# Exercise inputs
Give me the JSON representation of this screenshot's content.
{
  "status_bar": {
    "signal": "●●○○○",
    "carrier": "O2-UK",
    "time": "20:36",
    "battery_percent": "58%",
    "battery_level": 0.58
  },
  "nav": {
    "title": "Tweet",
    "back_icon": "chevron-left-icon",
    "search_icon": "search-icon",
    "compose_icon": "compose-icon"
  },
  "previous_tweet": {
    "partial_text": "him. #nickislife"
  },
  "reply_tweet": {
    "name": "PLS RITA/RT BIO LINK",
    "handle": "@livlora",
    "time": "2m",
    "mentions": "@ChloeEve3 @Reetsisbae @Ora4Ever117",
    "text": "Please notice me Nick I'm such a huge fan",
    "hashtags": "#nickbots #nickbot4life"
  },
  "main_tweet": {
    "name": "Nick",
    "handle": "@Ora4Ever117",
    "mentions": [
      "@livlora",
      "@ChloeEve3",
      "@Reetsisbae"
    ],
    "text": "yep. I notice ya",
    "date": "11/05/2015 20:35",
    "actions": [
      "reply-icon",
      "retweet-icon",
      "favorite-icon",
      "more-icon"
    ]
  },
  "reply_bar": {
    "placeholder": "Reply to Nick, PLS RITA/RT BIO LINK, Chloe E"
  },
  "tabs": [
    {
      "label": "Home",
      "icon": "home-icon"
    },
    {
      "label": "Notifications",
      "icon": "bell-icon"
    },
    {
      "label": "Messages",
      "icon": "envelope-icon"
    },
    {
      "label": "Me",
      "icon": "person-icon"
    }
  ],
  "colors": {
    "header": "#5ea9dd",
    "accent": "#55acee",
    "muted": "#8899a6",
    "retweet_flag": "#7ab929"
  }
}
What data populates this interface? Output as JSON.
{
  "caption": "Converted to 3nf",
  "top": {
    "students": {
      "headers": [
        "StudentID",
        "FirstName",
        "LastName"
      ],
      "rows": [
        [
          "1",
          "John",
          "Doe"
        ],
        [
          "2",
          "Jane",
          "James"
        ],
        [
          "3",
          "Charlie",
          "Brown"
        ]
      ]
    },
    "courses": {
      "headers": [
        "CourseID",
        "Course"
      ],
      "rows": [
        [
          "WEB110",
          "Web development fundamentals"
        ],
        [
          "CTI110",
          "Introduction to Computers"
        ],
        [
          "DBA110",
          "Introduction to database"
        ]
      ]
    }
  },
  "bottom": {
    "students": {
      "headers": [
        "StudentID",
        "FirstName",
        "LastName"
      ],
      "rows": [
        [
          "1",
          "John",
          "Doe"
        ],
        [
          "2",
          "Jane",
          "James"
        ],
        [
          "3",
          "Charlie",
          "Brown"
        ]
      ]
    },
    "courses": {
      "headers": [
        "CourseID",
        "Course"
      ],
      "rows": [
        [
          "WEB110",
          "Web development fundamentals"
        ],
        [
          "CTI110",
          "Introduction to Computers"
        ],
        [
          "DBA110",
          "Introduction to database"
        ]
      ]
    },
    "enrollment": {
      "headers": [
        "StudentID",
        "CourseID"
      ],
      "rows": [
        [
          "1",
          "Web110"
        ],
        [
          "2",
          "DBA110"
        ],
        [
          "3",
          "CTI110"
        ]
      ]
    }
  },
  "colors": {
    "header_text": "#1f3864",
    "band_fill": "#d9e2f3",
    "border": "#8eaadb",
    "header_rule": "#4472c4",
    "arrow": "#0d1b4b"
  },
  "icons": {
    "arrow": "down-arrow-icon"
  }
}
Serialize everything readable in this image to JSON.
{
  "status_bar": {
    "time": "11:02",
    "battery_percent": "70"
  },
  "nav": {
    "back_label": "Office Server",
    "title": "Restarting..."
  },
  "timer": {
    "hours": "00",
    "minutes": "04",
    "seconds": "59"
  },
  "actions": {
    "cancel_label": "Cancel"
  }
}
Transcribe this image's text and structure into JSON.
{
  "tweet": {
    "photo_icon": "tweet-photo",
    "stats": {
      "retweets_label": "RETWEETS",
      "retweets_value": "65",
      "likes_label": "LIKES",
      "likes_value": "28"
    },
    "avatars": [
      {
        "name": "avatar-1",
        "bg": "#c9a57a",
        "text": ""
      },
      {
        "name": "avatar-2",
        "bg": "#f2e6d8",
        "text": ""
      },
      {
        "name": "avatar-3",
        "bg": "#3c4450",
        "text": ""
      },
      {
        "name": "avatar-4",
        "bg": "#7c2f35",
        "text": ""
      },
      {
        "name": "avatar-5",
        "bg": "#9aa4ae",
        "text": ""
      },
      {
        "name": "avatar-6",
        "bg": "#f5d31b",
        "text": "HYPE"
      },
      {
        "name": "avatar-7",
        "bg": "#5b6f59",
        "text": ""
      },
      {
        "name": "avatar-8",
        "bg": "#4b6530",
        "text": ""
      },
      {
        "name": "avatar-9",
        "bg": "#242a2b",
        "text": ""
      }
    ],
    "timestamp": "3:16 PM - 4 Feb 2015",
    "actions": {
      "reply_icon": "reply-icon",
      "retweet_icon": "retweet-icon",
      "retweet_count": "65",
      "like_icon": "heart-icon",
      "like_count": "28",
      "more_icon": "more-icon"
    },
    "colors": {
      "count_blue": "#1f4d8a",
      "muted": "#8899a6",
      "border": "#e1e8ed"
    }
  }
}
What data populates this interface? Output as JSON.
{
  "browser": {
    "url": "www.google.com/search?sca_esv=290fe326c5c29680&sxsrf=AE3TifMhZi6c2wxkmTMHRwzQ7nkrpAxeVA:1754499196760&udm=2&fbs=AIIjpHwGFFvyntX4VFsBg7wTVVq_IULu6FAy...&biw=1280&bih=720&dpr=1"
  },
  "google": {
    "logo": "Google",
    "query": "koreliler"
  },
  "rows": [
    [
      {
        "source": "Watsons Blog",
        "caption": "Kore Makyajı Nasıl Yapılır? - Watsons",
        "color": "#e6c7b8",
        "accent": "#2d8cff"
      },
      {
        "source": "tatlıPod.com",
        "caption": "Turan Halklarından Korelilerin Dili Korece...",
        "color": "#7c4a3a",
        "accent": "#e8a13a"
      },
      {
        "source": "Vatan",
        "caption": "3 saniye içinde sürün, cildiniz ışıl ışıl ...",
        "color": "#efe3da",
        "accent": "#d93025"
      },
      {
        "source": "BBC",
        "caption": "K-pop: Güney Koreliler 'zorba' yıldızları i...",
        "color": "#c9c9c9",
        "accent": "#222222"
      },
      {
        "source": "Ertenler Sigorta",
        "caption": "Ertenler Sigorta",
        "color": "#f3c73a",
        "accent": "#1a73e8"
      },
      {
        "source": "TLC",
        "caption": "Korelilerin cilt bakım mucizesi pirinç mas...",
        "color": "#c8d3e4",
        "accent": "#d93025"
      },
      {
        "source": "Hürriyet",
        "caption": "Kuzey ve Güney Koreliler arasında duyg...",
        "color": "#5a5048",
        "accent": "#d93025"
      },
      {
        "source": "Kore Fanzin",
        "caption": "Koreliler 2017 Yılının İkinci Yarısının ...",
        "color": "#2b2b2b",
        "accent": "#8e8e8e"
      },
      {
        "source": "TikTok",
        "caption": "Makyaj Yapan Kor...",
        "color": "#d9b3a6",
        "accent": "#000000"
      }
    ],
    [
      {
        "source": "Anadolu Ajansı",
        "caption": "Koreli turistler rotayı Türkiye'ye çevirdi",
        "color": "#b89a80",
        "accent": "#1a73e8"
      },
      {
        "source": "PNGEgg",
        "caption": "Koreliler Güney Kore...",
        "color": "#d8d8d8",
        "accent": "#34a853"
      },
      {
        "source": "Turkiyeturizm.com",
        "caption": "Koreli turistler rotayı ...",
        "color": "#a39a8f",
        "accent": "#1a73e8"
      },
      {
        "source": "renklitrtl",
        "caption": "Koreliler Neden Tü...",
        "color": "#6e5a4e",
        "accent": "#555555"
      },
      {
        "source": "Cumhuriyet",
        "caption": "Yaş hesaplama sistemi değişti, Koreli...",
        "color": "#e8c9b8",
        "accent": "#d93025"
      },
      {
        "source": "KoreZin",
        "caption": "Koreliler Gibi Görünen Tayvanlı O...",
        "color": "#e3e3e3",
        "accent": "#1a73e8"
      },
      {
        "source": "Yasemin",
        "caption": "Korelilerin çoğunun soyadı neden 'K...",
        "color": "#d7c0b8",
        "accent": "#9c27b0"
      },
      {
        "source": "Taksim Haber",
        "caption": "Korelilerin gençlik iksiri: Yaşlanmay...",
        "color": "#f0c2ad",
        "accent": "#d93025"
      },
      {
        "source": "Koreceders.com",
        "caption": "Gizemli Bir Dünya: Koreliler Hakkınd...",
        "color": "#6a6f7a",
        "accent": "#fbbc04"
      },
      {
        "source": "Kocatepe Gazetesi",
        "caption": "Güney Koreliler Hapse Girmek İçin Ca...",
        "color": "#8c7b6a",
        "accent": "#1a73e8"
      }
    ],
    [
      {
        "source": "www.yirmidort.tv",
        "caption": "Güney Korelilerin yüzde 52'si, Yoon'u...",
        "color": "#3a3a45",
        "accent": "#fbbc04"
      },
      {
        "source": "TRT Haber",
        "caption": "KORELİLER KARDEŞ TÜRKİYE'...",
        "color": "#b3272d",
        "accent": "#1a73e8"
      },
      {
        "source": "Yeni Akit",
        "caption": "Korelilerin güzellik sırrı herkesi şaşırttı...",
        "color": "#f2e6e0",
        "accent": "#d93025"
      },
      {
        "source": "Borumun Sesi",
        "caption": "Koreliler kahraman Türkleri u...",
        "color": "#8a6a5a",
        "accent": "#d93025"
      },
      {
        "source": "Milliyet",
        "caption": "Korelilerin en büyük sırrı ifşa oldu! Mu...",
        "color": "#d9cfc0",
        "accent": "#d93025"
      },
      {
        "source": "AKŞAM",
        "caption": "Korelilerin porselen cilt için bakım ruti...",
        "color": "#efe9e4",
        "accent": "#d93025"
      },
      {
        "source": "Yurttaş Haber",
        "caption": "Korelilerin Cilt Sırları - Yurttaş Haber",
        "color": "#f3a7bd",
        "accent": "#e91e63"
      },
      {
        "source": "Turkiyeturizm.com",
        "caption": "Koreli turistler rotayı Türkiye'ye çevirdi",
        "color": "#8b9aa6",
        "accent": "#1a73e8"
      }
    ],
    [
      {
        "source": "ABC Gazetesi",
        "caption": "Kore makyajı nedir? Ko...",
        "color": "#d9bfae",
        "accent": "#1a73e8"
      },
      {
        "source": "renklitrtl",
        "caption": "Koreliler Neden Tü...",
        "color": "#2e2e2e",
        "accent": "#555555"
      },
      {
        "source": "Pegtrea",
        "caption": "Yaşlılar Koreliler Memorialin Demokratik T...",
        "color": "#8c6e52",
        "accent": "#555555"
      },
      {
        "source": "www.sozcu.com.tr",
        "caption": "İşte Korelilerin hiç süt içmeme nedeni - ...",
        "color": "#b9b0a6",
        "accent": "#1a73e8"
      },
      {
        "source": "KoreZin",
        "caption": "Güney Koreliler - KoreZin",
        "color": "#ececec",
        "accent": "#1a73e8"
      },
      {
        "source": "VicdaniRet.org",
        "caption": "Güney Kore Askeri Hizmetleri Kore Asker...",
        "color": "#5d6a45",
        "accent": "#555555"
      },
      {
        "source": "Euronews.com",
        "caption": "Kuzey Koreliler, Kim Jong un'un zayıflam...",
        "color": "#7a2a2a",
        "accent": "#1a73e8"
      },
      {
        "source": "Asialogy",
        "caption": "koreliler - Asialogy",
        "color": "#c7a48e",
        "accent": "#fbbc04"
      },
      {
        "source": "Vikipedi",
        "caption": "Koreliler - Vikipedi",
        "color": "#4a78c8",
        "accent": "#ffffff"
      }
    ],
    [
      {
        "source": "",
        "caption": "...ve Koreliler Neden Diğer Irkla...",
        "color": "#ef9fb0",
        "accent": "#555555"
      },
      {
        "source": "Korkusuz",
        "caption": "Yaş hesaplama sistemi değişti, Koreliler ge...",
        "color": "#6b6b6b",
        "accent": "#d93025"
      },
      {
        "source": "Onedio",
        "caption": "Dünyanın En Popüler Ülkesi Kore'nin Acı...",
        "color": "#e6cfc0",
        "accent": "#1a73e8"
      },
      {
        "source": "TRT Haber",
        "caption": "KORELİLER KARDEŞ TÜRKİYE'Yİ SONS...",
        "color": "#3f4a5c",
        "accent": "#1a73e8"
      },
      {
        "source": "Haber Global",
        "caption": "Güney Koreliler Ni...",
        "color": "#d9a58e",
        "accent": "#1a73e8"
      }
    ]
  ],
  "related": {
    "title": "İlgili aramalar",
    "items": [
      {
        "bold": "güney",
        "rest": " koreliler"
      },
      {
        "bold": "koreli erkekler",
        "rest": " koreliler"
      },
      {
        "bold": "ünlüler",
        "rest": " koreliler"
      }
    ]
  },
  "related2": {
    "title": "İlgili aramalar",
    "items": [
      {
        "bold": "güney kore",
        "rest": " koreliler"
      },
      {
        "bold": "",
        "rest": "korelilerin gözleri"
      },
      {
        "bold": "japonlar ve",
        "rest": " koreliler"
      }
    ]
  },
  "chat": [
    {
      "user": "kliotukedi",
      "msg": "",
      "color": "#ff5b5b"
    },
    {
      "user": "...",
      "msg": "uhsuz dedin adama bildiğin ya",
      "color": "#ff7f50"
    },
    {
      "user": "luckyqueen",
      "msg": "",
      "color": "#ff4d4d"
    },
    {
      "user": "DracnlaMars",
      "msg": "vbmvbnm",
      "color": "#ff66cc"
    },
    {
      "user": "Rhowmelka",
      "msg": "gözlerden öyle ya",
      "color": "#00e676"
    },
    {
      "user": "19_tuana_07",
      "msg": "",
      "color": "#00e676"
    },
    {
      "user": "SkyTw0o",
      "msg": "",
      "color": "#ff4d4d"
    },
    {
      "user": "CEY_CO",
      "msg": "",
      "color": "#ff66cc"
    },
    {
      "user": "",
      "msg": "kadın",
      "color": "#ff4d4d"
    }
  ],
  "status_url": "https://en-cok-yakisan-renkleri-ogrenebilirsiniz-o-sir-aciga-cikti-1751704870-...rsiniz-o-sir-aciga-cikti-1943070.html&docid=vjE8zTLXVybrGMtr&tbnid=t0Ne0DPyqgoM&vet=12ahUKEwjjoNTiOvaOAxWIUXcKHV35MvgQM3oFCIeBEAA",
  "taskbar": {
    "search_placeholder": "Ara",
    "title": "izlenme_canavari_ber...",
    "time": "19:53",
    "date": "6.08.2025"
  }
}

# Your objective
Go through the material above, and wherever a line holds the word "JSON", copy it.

# Completed exercise
Give me the JSON representation of this screenshot's content.
What data populates this interface? Output as JSON.
Serialize everything readable in this image to JSON.
Transcribe this image's text and structure into JSON.
What data populates this interface? Output as JSON.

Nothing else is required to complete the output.